#### HOW TO COMPLETE THIS TASK:
Scan the lines below for the word "icon". Copy each line you find it in.

··· THE DATA ···

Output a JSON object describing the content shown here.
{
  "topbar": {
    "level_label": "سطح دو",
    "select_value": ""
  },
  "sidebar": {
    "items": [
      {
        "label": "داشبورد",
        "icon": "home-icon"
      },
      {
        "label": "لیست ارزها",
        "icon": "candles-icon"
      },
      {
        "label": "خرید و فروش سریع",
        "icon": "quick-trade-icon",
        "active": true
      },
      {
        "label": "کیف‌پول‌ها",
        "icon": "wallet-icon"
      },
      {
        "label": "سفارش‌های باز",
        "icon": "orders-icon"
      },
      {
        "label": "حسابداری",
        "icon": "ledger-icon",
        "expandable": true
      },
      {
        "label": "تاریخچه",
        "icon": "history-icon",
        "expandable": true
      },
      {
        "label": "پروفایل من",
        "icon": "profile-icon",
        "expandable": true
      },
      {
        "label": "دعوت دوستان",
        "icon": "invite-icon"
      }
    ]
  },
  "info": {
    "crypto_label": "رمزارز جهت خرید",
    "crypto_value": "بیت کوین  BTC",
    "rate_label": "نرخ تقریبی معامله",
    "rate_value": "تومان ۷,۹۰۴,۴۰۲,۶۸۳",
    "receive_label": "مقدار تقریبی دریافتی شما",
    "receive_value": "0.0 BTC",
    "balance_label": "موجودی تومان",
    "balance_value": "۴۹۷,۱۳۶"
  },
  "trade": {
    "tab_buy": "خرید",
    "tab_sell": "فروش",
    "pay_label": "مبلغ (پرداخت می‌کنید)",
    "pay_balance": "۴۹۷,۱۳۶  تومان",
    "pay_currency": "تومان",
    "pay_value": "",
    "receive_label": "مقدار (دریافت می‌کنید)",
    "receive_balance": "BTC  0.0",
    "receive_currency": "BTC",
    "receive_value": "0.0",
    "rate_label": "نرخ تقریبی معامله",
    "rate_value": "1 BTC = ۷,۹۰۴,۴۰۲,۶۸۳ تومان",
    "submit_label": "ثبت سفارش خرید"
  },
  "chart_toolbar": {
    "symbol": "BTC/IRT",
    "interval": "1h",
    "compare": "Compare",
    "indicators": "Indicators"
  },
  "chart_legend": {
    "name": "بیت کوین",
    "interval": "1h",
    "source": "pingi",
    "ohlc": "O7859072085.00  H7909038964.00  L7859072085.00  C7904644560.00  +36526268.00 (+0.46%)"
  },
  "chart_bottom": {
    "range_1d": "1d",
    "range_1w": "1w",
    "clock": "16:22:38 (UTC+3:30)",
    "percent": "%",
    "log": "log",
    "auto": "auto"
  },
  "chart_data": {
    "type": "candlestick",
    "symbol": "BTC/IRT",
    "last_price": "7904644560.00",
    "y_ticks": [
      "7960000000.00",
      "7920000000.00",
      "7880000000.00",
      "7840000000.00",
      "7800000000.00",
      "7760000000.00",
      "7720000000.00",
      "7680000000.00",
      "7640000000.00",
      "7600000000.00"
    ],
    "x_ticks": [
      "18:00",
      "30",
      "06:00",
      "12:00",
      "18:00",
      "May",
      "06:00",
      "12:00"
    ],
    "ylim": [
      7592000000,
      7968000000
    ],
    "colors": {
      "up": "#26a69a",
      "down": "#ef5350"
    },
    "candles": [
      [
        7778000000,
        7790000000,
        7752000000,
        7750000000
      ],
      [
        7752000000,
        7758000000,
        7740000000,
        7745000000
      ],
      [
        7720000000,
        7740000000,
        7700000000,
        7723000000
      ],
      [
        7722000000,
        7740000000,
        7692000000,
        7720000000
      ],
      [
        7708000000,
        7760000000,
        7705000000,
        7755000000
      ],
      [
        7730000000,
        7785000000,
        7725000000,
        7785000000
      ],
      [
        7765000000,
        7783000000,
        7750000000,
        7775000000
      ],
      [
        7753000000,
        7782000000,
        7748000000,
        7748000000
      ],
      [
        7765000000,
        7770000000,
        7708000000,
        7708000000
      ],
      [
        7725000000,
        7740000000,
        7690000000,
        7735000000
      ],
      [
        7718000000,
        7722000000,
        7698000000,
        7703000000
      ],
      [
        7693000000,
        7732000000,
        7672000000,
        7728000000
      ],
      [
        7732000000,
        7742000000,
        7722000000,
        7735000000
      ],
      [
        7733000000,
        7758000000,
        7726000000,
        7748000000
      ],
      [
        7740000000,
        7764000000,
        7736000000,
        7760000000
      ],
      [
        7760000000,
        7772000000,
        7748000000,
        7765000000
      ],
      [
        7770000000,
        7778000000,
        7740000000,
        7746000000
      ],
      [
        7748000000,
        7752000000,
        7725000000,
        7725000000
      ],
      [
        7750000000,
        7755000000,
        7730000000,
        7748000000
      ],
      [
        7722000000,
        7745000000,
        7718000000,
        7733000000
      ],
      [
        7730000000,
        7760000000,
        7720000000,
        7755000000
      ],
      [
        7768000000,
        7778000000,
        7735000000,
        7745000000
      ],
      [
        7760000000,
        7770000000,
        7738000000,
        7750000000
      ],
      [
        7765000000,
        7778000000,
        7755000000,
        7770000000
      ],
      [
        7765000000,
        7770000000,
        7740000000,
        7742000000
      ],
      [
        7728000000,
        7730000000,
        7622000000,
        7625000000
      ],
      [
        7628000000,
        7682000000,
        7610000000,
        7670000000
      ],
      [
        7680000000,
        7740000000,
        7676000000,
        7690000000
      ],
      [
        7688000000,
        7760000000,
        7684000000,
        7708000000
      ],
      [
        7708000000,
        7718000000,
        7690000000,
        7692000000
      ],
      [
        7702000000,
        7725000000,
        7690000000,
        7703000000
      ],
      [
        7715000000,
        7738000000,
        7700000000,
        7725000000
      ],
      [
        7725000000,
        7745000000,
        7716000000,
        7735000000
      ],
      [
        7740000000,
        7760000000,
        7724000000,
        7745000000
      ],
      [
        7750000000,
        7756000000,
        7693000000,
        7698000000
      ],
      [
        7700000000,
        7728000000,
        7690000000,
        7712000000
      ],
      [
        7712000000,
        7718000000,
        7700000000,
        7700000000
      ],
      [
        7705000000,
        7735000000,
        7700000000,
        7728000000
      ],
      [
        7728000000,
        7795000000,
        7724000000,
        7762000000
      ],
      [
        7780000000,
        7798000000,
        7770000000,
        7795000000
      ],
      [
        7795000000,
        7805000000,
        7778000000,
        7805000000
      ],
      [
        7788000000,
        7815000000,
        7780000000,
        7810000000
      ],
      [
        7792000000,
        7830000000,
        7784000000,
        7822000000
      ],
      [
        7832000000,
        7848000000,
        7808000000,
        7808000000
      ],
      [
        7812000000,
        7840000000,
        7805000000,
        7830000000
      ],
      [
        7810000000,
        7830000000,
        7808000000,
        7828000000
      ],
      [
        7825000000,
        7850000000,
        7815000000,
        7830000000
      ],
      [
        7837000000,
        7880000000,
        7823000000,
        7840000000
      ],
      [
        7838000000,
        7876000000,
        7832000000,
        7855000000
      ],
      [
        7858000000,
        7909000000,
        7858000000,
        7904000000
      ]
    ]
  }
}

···

#### RESPONSE:
        "icon": "home-icon"
        "icon": "candles-icon"
        "icon": "quick-trade-icon",
        "icon": "wallet-icon"
        "icon": "orders-icon"
        "icon": "ledger-icon",
        "icon": "history-icon",
        "icon": "profile-icon",
        "icon": "invite-icon"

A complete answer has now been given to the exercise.